Task objective. List all the lines in these records that hold "flag".

Records for processing.
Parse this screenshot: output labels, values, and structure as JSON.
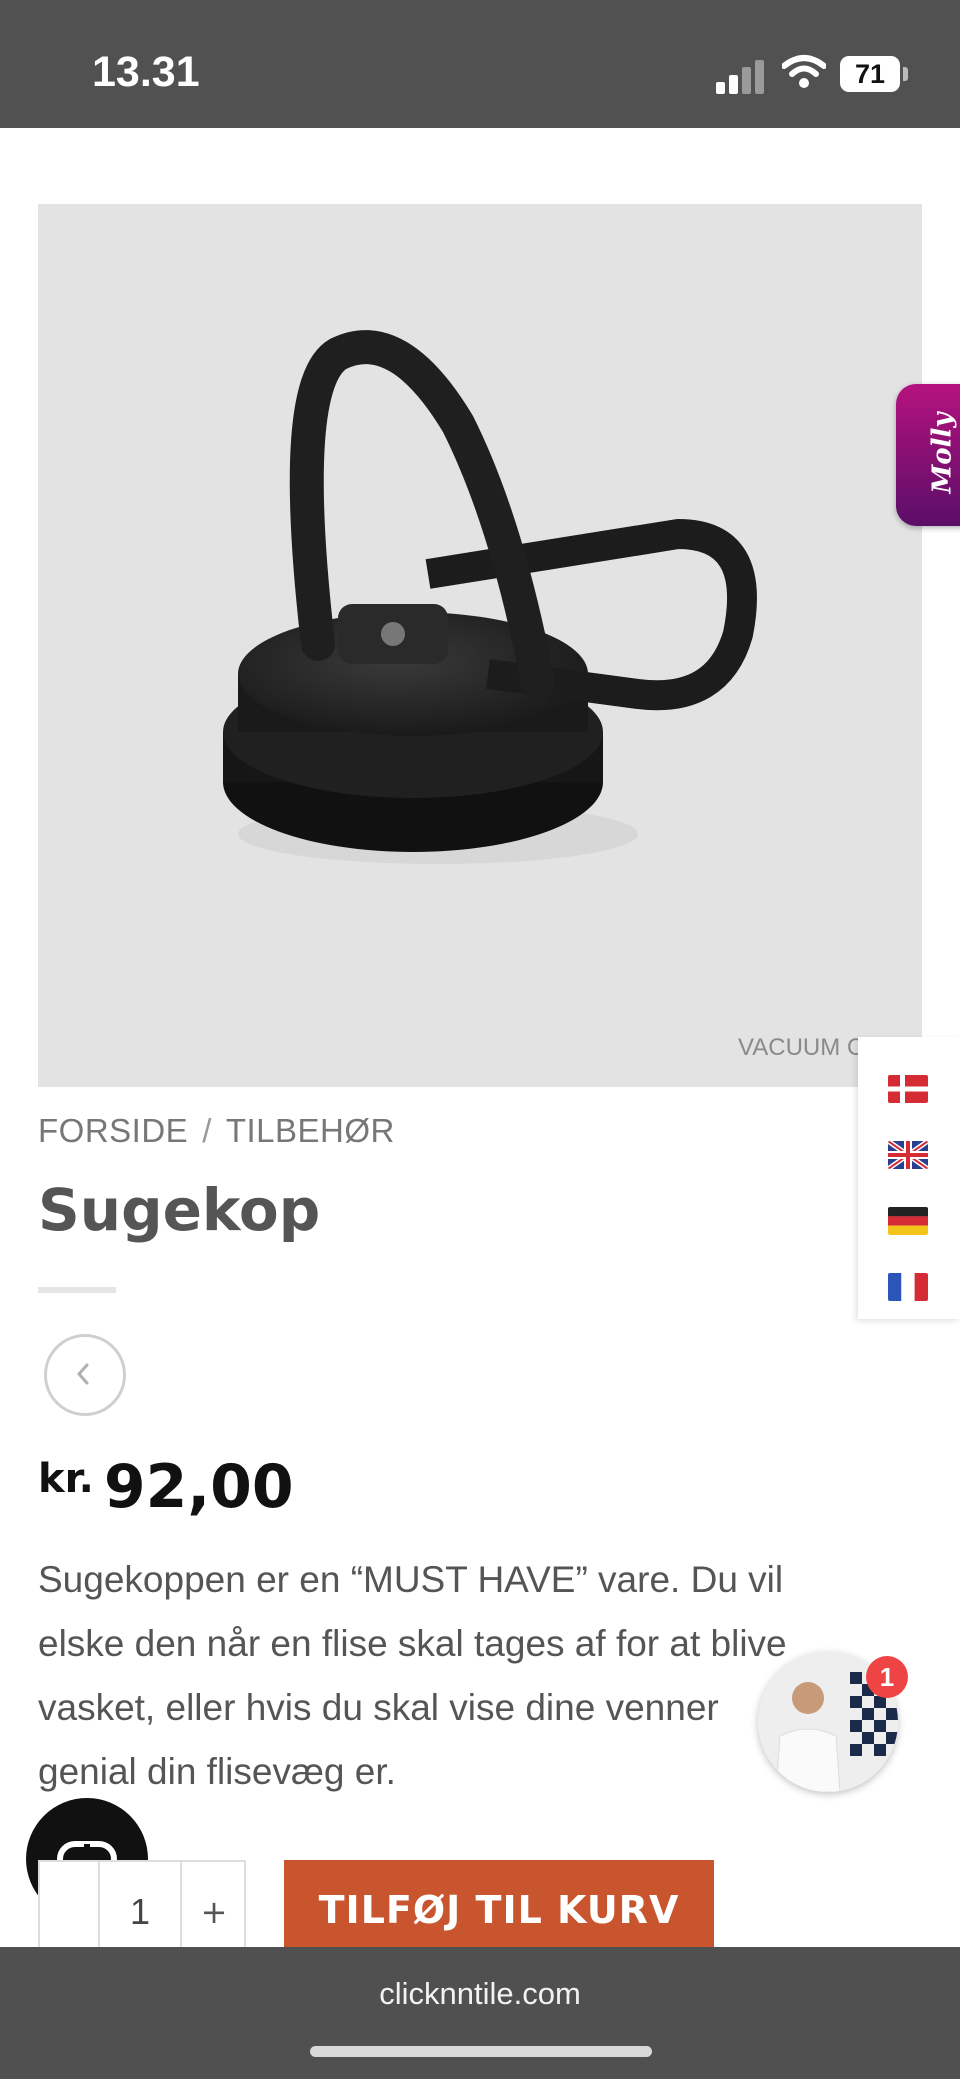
{
  "status_bar": {
    "time": "13.31",
    "battery": "71"
  },
  "product": {
    "image_caption": "VACUUM C",
    "breadcrumb": {
      "home": "FORSIDE",
      "separator": "/",
      "category": "TILBEHØR"
    },
    "title": "Sugekop",
    "price": {
      "currency": "kr.",
      "amount": "92,00"
    },
    "description_lines": [
      "Sugekoppen er en “MUST HAVE” vare. Du vil",
      "elske den når en flise skal tages af for at blive",
      "vasket, eller hvis du skal vise dine venner",
      "genial din flisevæg er."
    ]
  },
  "molly_tab": {
    "label": "Molly"
  },
  "languages": [
    "danish-flag-icon",
    "english-flag-icon",
    "german-flag-icon",
    "french-flag-icon"
  ],
  "chat": {
    "badge_count": "1"
  },
  "cart": {
    "quantity": "1",
    "plus": "+",
    "add_label": "TILFØJ TIL KURV"
  },
  "browser": {
    "url": "clicknntile.com"
  },
  "colors": {
    "accent": "#c9552f",
    "molly": "#a3127a",
    "status_bar": "#515151"
  }
}
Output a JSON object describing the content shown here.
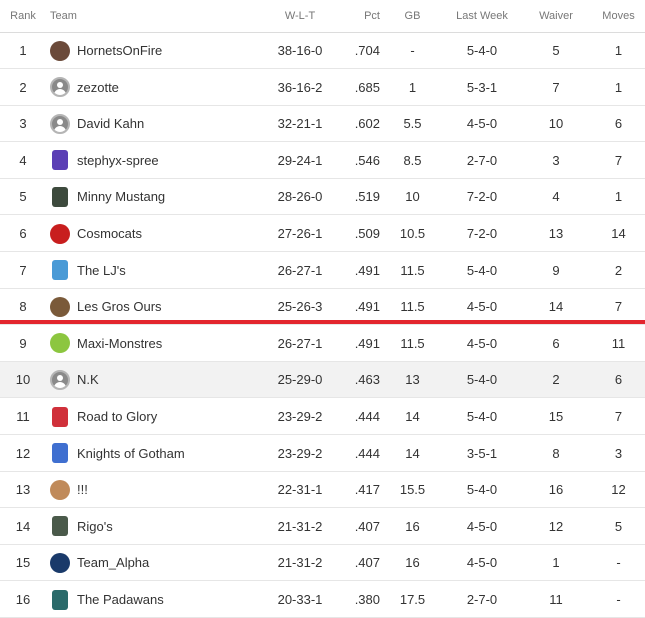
{
  "columns": {
    "rank": "Rank",
    "team": "Team",
    "wlt": "W-L-T",
    "pct": "Pct",
    "gb": "GB",
    "last_week": "Last Week",
    "waiver": "Waiver",
    "moves": "Moves"
  },
  "colors": {
    "cutoff_line": "#e3262e",
    "alt_row": "#f2f2f2"
  },
  "rows": [
    {
      "rank": "1",
      "team": "HornetsOnFire",
      "wlt": "38-16-0",
      "pct": ".704",
      "gb": "-",
      "last_week": "5-4-0",
      "waiver": "5",
      "moves": "1",
      "logo": "hornets-logo-icon",
      "logo_color": "#6b4a3a"
    },
    {
      "rank": "2",
      "team": "zezotte",
      "wlt": "36-16-2",
      "pct": ".685",
      "gb": "1",
      "last_week": "5-3-1",
      "waiver": "7",
      "moves": "1",
      "logo": "default-avatar-icon",
      "logo_color": "#8a8a8a"
    },
    {
      "rank": "3",
      "team": "David Kahn",
      "wlt": "32-21-1",
      "pct": ".602",
      "gb": "5.5",
      "last_week": "4-5-0",
      "waiver": "10",
      "moves": "6",
      "logo": "default-avatar-icon",
      "logo_color": "#8a8a8a"
    },
    {
      "rank": "4",
      "team": "stephyx-spree",
      "wlt": "29-24-1",
      "pct": ".546",
      "gb": "8.5",
      "last_week": "2-7-0",
      "waiver": "3",
      "moves": "7",
      "logo": "jersey-icon",
      "logo_color": "#5b3fb5"
    },
    {
      "rank": "5",
      "team": "Minny Mustang",
      "wlt": "28-26-0",
      "pct": ".519",
      "gb": "10",
      "last_week": "7-2-0",
      "waiver": "4",
      "moves": "1",
      "logo": "jersey-icon",
      "logo_color": "#3d4a3d"
    },
    {
      "rank": "6",
      "team": "Cosmocats",
      "wlt": "27-26-1",
      "pct": ".509",
      "gb": "10.5",
      "last_week": "7-2-0",
      "waiver": "13",
      "moves": "14",
      "logo": "cosmocats-logo-icon",
      "logo_color": "#c81e1e"
    },
    {
      "rank": "7",
      "team": "The LJ's",
      "wlt": "26-27-1",
      "pct": ".491",
      "gb": "11.5",
      "last_week": "5-4-0",
      "waiver": "9",
      "moves": "2",
      "logo": "jersey-icon",
      "logo_color": "#4a9ad6"
    },
    {
      "rank": "8",
      "team": "Les Gros Ours",
      "wlt": "25-26-3",
      "pct": ".491",
      "gb": "11.5",
      "last_week": "4-5-0",
      "waiver": "14",
      "moves": "7",
      "logo": "bear-logo-icon",
      "logo_color": "#7a5a3a"
    },
    {
      "rank": "9",
      "team": "Maxi-Monstres",
      "wlt": "26-27-1",
      "pct": ".491",
      "gb": "11.5",
      "last_week": "4-5-0",
      "waiver": "6",
      "moves": "11",
      "logo": "monster-logo-icon",
      "logo_color": "#8cc63f"
    },
    {
      "rank": "10",
      "team": "N.K",
      "wlt": "25-29-0",
      "pct": ".463",
      "gb": "13",
      "last_week": "5-4-0",
      "waiver": "2",
      "moves": "6",
      "logo": "default-avatar-icon",
      "logo_color": "#8a8a8a"
    },
    {
      "rank": "11",
      "team": "Road to Glory",
      "wlt": "23-29-2",
      "pct": ".444",
      "gb": "14",
      "last_week": "5-4-0",
      "waiver": "15",
      "moves": "7",
      "logo": "jersey-icon",
      "logo_color": "#d0303a"
    },
    {
      "rank": "12",
      "team": "Knights of Gotham",
      "wlt": "23-29-2",
      "pct": ".444",
      "gb": "14",
      "last_week": "3-5-1",
      "waiver": "8",
      "moves": "3",
      "logo": "jersey-icon",
      "logo_color": "#3f6fd0"
    },
    {
      "rank": "13",
      "team": "!!!",
      "wlt": "22-31-1",
      "pct": ".417",
      "gb": "15.5",
      "last_week": "5-4-0",
      "waiver": "16",
      "moves": "12",
      "logo": "photo-avatar-icon",
      "logo_color": "#c08a5a"
    },
    {
      "rank": "14",
      "team": "Rigo's",
      "wlt": "21-31-2",
      "pct": ".407",
      "gb": "16",
      "last_week": "4-5-0",
      "waiver": "12",
      "moves": "5",
      "logo": "jersey-icon",
      "logo_color": "#4a5a4a"
    },
    {
      "rank": "15",
      "team": "Team_Alpha",
      "wlt": "21-31-2",
      "pct": ".407",
      "gb": "16",
      "last_week": "4-5-0",
      "waiver": "1",
      "moves": "-",
      "logo": "alpha-logo-icon",
      "logo_color": "#1a3a6a"
    },
    {
      "rank": "16",
      "team": "The Padawans",
      "wlt": "20-33-1",
      "pct": ".380",
      "gb": "17.5",
      "last_week": "2-7-0",
      "waiver": "11",
      "moves": "-",
      "logo": "jersey-icon",
      "logo_color": "#2a6a6a"
    }
  ]
}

Solution to the problem.
    "danish-flag-icon",
    "english-flag-icon",
    "german-flag-icon",
    "french-flag-icon"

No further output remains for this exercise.